"NASA has been exploring Mars since Mariner 4 performed a flyby in July of 1965, with two more flybys, seven successful orbiters, and eight landers since then," said Thomas Zurbuchen, associate administrator for NASA's Science Mission Directorate. "Perseverance, which was built from the collective knowledge gleaned from such trailblazers, has the opportunity to not only expand our knowledge of the Red Planet, but to investigate one of the most important and exciting questions of humanity about the origin of life both on Earth and also on other planets."

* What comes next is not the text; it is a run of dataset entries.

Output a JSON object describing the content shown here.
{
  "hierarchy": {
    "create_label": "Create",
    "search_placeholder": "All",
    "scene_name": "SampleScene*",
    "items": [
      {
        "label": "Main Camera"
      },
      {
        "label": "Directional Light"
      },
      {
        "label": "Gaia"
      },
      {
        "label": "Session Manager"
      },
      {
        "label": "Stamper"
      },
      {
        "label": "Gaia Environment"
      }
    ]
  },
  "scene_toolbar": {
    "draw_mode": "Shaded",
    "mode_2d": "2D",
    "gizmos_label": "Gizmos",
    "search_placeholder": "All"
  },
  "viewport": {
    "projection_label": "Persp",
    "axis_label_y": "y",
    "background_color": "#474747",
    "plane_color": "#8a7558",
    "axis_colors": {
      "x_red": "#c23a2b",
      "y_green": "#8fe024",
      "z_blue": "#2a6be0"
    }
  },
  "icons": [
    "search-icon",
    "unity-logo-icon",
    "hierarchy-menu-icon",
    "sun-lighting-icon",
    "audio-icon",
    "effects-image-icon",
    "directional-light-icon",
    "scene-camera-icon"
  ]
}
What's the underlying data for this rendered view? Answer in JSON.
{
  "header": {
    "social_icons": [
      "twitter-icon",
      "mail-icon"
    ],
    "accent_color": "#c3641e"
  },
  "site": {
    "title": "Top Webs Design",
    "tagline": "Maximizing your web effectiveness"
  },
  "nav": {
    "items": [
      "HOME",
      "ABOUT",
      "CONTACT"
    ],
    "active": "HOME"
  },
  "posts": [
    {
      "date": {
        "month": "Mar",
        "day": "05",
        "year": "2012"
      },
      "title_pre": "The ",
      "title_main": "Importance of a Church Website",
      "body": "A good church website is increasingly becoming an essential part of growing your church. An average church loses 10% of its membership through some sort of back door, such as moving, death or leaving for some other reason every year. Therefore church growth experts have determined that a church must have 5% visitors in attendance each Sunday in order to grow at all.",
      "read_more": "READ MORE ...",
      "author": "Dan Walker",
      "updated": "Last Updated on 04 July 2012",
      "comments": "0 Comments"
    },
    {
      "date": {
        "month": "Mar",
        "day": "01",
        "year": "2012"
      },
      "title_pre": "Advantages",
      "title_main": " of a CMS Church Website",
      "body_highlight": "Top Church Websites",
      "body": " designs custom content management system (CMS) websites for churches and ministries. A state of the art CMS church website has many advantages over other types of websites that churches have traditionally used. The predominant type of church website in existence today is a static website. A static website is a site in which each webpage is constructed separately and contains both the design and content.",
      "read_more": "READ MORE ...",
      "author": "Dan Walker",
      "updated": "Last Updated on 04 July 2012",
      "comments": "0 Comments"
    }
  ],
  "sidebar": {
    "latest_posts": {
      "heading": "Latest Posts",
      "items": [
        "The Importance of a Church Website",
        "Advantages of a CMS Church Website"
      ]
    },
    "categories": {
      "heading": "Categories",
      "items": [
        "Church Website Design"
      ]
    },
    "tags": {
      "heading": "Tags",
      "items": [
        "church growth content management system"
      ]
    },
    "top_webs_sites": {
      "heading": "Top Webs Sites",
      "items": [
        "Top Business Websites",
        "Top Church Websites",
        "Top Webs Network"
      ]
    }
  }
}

It's thought that billions of years ago, the 28-mile-wide Jezero Crater was filled with water. Now completely dry, the Sample Caching System on Perseverance will collect samples of rocks and dust and act as a massive, clean, robotic geologist. The aim is to learn more about the existence of extraterrestrial life (without contaminating it with terrestrial microbes). NASA and the European Space Agency are now collaborating on future missions to retrieve those samples and take them back to Earth. Once they're back here, they'll undergo a series of tests with instruments that cannot be taken to Mars on a rover.

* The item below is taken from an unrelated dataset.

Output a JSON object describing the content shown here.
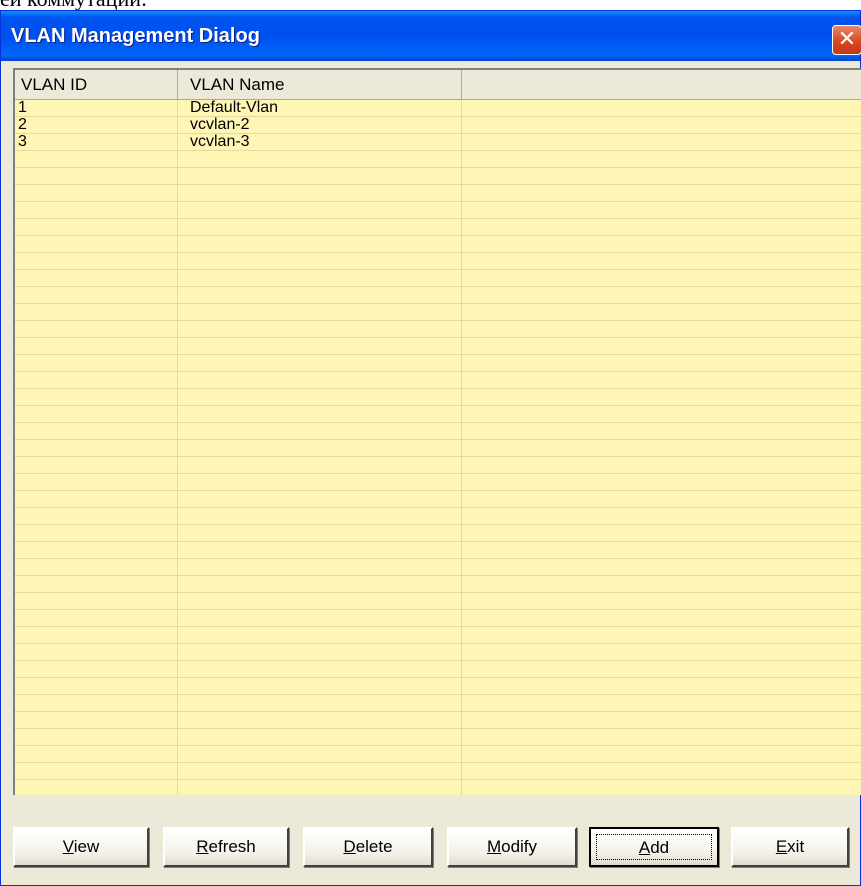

"Perseverance's sophisticated science instruments will not only help in the hunt for fossilized microbial life, but also expand our knowledge of Martian geology and its past, present, and future," said Ken Farley, project scientist for Mars 2020, from Caltech. "Our science team has been busy planning how best to work with what we anticipate will be a firehose of cutting-edge data. That's the kind of 'problem' we are looking forward to."
Most of Perseverance's instruments are focused on geology and astrobiology. But the mission will also attempt to collect data for use on future exploratory missions. One of those instruments, MOXIE (Mars Oxygen In-Situ Resource Utilization Experiment), is a device the size of a car battery that will show conclusively whether it's possible to convert Martian carbon dioxide into oxygen. That type of conversion would be needed on a large scale to provide astronauts with stuff to breathe as well as a crucial component of rocket fuel for their return journey.
The rover also has the technology to help it avoid obstacles, and gather data about the atmosphere that may aid in the design of safe, efficient missions in the future.
"Don't let anybody tell you different; landing on Mars is hard to do," said John McNamee, project manager for the Mars 2020 Perseverance rover mission at the Jet Propulsion Laboratory (JPL). "But the women and men on this team are the best in the world at what they do. When our spacecraft hits the top of the Mars atmosphere at about three-and-a-half miles per second, we'll be ready."
Live coverage of the event from JPL starts February 18, 2021 at 11:15 a.m. PST (2:15 p.m. EST). Check NASA's website for coverage.